■ WHAT NEEDS TO BE DONE
Find every line of the listing below where "активность" appears, and copy it.

■ DATA SHOWN
******************************

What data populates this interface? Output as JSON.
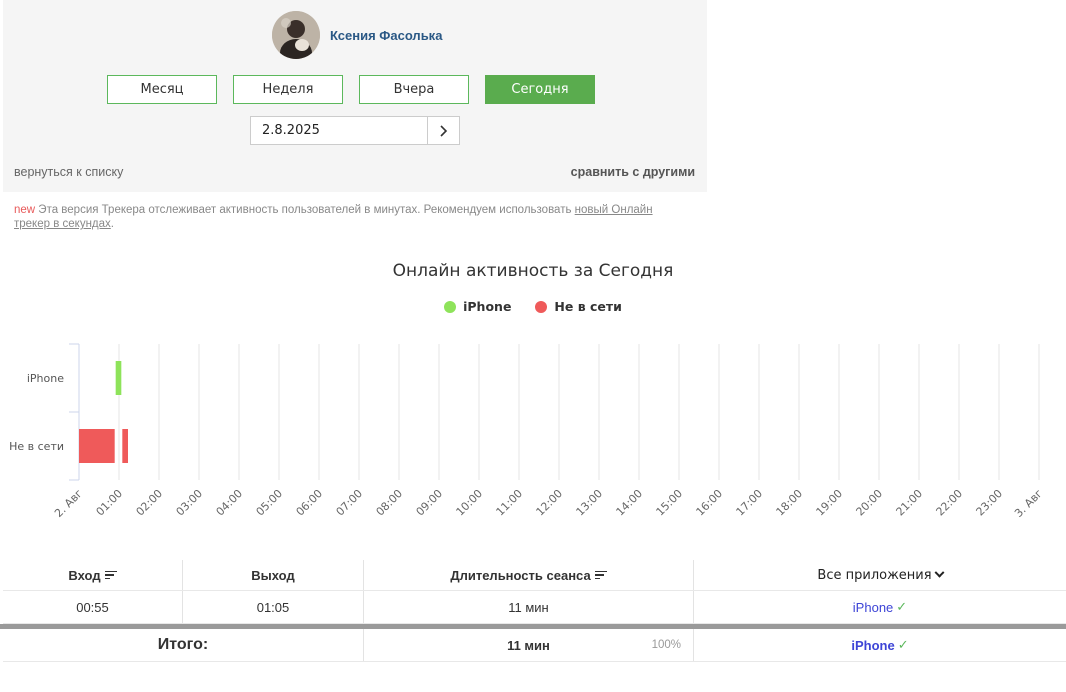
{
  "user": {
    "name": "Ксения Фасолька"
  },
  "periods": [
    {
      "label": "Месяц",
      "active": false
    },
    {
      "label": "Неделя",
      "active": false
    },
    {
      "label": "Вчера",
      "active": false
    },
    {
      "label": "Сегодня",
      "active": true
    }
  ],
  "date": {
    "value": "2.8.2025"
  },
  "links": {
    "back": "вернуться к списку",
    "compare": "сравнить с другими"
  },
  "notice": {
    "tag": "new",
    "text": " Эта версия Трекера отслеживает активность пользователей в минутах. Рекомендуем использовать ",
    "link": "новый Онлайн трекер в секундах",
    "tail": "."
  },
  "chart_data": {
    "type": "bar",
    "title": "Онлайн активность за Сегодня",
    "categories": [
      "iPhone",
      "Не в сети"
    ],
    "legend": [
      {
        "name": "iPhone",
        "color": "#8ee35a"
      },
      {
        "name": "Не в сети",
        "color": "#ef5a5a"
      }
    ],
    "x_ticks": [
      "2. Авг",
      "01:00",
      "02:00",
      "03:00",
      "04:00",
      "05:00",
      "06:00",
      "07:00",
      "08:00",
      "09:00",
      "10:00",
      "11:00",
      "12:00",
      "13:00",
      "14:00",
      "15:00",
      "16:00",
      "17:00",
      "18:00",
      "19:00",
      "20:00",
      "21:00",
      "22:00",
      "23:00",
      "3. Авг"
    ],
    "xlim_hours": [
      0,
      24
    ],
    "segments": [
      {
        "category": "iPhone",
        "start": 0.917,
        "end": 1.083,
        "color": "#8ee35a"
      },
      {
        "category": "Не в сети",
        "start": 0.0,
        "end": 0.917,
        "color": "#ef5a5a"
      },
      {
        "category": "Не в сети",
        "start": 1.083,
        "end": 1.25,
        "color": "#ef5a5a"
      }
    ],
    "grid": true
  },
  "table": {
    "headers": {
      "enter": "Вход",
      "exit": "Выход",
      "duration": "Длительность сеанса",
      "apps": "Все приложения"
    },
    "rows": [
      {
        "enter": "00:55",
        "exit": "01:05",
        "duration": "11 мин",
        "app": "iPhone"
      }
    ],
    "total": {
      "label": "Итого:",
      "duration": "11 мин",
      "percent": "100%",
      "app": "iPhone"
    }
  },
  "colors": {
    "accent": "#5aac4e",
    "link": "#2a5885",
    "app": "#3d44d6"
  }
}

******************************

■ SOLVED EXERCISE
    "text": " Эта версия Трекера отслеживает активность пользователей в минутах. Рекомендуем использовать ",
    "title": "Онлайн активность за Сегодня",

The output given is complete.